Friday, March 30, 2007

Developer Drops Out of La Marketa; a Blessing in Disguise?

This morning's paper contains a news brief stating that Buckingham Properties has decided to drop out as lead developer for the La Marketa development on North Clinton Avenue, or as it is more popularly known, Avenida Clinton Norte. Despite the City's efforts to knock down buildings and prep the site for development, Buckingham "can't make the numbers work." While some may choose to view this as a bad sign for the project's viability (and it surely is when viewed purely out of free market economics), I choose to look at it as a stroke of good luck for our city and for all small businesses in the area.

Now that Buckingham has abandoned the project, we may be able to preserve the two buildings at 804 and 844 North Clinton that help give the block its vibrant urban feel. As was described a couple of months ago, these two historic multi-story structures (one recently rehabbed, the other holding a long-time Chinese restaurant) were to be demolished to make way for Buckingham's vision of La Marketa. If the City decides to take over as developer of the project, these buildings can be preserved and/or worked into the development. Furthermore, as I pointed out in a previous post, what Buckingham proposed for La Marketa was a bastardization of the original vision for the development. They turned what was supposed to be a traditional Latino marketplace into a pastel strip mall, complete with a large parking lot out front. As we all know, nothing screams Boricua more than a new Payless and a Dominos.
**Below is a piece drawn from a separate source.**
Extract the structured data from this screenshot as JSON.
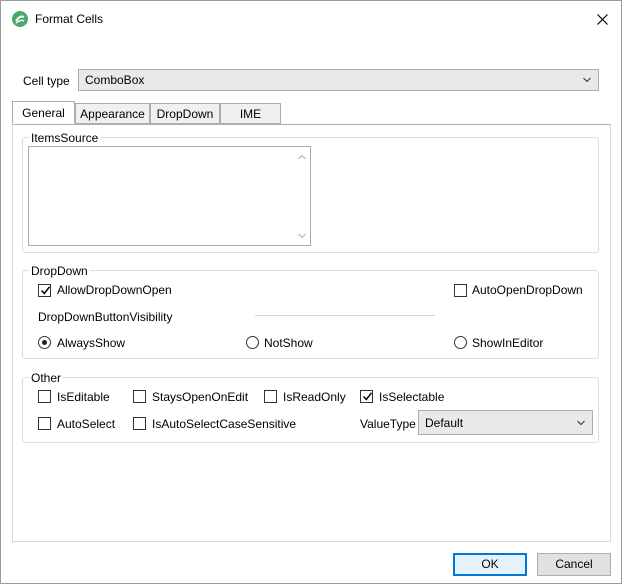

This seemingly unfortunate event may prove to be a God-send IF the City's Economic Development Department does the right thing and returns this project to its original intent. A tiled-roof strip mall does not instill a sense of home for the large and growing population of Cubans, Dominicans, Puerto Ricans, and other Latinos that reside in our City. A large front parking lot does nothing to enhance the La Avenida neighborhood; most folks in that area will walk, bike, or take transit (or should be encouraged to). Lastly, the historic buildings that were "standing in the way" of progress, can now be preserved as a major component of this highly-important neighborhood revitalization project. If the City does not act appropriately, maybe Benderson will step in and provide this community with what it surely needs - a pastel tiled-roof Walgreens.